Recent strides in interdisciplinary archaeological research in Arabia have unveiled new insights into the evolution and historical development of regional human populations, as well as the dynamic patterns of cultural change, migration, and adaptation to environmental fluctuations. 

Despite the challenges posed by limited preservation of archaeological assemblages and organic remains in arid environments, these discoveries are reshaping our understanding of the region’s rich cultural heritage. 

One such breakthrough led by Griffith University’s Australian Research Centre for Human Evolution (ARCHE), in collaboration with international partners, comes from the exploration of underground settings, including caves and lava tubes, which have remained largely untapped reservoirs of archaeological abundance in Arabia. 

Through meticulous excavation and analysis, researchers have uncovered a wealth of evidence at Umm Jirsan, spanning from the Neolithic to the Chalcolithic/Bronze Age periods (~10,000-3,500 years ago). 

“Our findings at Umm Jirsan provide a rare glimpse into the lives of ancient peoples in Arabia, revealing repeated phases of human occupation and shedding light on the pastoralist activities that once thrived in this landscape,” said Dr Mathew Stewart, the lead researcher and a Research Fellow at ARCHE. 

“This site likely served as a crucial waypoint along pastoral routes, linking key oases and facilitating cultural exchange and trade.” 

Rock art and faunal records attest to the pastoralist use of the lava tube and surrounding areas, painting a vivid picture of ancient lifeways.  

Depictions of cattle, sheep, goat and dogs corroborate the prehistoric livestock practices and herd composition of the region.   

Isotopic analysis of animal remains indicates that livestock primarily grazed on wild grasses and shrubs, while humans maintained a diet rich in protein, with a notable increase in the consumption of C3 plants over time, suggesting the emergence of oasis agriculture. 

“While underground localities are globally significant in archaeology and Quaternary science, our research represents the first comprehensive study of its kind in Saudi Arabia,” added Professor Michael Petraglia, Director of ARCHE. 

“These findings underscore the immense potential for interdisciplinary investigations in caves and lava tubes, offering a unique window into Arabia’s ancient past.” 

The research at Umm Jirsan underscores the importance of collaborative, multidisciplinary approaches to archaeological inquiry and highlights the significance of Arabia’s archaeological heritage on the global stage. 
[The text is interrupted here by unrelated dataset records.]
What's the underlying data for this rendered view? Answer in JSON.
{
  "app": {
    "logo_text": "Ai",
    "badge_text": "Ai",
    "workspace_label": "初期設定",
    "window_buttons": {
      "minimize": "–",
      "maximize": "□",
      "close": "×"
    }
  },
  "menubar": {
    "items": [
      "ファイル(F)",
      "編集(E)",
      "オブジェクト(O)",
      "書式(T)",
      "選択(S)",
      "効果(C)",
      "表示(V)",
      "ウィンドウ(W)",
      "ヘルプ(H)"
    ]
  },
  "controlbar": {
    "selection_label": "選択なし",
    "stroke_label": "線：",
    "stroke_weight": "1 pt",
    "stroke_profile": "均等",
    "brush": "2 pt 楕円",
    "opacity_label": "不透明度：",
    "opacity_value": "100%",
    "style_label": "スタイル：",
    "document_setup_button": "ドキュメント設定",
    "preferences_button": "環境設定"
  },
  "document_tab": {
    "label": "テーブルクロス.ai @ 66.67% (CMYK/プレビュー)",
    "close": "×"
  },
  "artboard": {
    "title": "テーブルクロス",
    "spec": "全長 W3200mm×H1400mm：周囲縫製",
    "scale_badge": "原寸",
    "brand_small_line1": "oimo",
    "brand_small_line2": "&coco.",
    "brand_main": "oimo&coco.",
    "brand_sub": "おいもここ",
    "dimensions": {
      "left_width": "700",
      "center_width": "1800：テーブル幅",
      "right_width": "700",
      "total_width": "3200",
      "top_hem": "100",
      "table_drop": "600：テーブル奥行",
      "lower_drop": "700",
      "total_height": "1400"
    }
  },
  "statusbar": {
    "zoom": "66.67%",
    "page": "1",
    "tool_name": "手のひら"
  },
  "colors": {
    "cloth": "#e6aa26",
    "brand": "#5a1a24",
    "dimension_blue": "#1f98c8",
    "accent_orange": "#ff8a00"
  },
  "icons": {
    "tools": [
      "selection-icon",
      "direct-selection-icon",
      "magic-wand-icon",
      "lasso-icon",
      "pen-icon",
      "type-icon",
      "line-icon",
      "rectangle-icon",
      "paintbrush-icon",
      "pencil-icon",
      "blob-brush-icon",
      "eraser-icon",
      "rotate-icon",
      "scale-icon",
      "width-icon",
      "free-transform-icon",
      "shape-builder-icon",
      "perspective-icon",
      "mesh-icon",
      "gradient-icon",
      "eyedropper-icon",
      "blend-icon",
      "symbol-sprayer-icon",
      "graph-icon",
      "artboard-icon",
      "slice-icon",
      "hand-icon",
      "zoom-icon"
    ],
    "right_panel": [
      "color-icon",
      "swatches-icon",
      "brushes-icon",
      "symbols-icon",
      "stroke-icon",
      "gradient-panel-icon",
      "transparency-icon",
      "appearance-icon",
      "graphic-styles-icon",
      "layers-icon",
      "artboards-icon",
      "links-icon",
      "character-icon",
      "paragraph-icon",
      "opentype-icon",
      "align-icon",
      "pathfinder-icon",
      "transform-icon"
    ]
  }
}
Researchers involved in this study work in close partnership with the Heritage Commission, Saudi Ministry of Culture, and the Saudi Geological Survey. Additional partners include King Saud University and key institutions in the UK, the USA, and Germany. 

The study ‘First evidence for human occupation of a lava tube in Arabia: the archaeology of Umm Jirsan Cave and its surroundings, northern Saudi Arabia’ has been published in PLOS ONE.